The coastal area of Belize is an outstanding natural system consisting of the largest barrier reef in the northern hemisphere, offshore atolls, several hundred sand cays, mangrove forests, coastal lagoons and estuaries. The system's seven sites illustrate the evolutionary history of reef development and are a significant habitat for threatened species.
The reef extends from the border with Mexico to the north, to near the Guatemalan border to the south. The Belize submarine shelf and its barrier reef, represent the world second largest reef system and the largest reef complex in the Atlantic-Caribbean area. Outside the barrier, there are three large atolls: Turneffe Islands, Lighthouse Reef and Glover's Reef.
Between the mainland and the barrier reef is an extensive offshore lagoon which increases in width and depth from north to south. In the north, water depth averages 2-3 m over a flat, featureless bottom 20-25 km wide.

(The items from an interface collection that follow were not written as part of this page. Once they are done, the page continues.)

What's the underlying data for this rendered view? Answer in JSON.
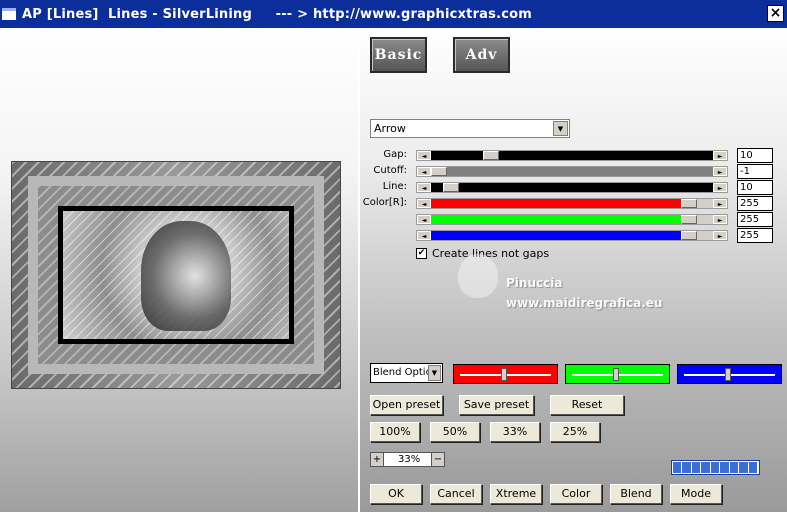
{
  "window": {
    "title": "AP [Lines]  Lines - SilverLining     --- > http://www.graphicxtras.com",
    "close_label": "×"
  },
  "tabs": {
    "basic": "Basic",
    "adv": "Adv"
  },
  "mode_select": {
    "value": "Arrow"
  },
  "sliders": [
    {
      "label": "Gap:",
      "value": "10",
      "color": "#000000"
    },
    {
      "label": "Cutoff:",
      "value": "-1",
      "color": "#808080"
    },
    {
      "label": "Line:",
      "value": "10",
      "color": "#000000"
    },
    {
      "label": "Color[R]:",
      "value": "255",
      "color": "#ff0000"
    },
    {
      "label": "",
      "value": "255",
      "color": "#00ff00"
    },
    {
      "label": "",
      "value": "255",
      "color": "#0000ff"
    }
  ],
  "create_lines": {
    "label": "Create lines not gaps",
    "checked": true,
    "check_glyph": "✔"
  },
  "watermark": {
    "name": "Pinuccia",
    "url": "www.maidiregrafica.eu"
  },
  "blend": {
    "select_value": "Blend Optio",
    "color_sliders": [
      {
        "color": "#ff0000"
      },
      {
        "color": "#00ff00"
      },
      {
        "color": "#0000ff"
      }
    ]
  },
  "buttons": {
    "open_preset": "Open preset",
    "save_preset": "Save preset",
    "reset": "Reset",
    "zoom_100": "100%",
    "zoom_50": "50%",
    "zoom_33": "33%",
    "zoom_25": "25%",
    "ok": "OK",
    "cancel": "Cancel",
    "xtreme": "Xtreme",
    "color": "Color",
    "blend": "Blend",
    "mode": "Mode"
  },
  "zoom": {
    "value": "33%",
    "plus": "+",
    "minus": "−"
  },
  "progress": {
    "segments": 9
  },
  "icons": {
    "dropdown_arrow": "▼",
    "left_arrow": "◄",
    "right_arrow": "►"
  }
}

South of Belize City, the shelf gradually deepens forming a channel between the mainland and the outer platform, reaching a depth of 65 m in the Gulf of Honduras.
The approximately 450 sand and mangrove cays confined within the barrier and atolls range in size from small, ephemeral sand spits to larger, permanent islands capable of sustaining human settlements. The largest of these Islands is Ambergris Caye where the village of San Pedro is located. Several PADI dive operators visit Half Moon Caye Natural Monument out of San Pedro, Caye Caulker and Belize City.
The Great Blue Hole is a popular spot amongst recreational scuba divers, who are lured by the opportunity to dive in crystal-clear water and meet several species of fish, including giant groupers, nurse sharks and several types of reef sharks such as the Caribbean reef shark and the Blacktip shark. Other species of sharks, like the bull shark and hammerheads, have been reported there, but are not regular sightings. Usually, dive trips to the Great Blue Hole are full-day trips, which include one dive in the Blue Hole and two further dives in nearby reefs.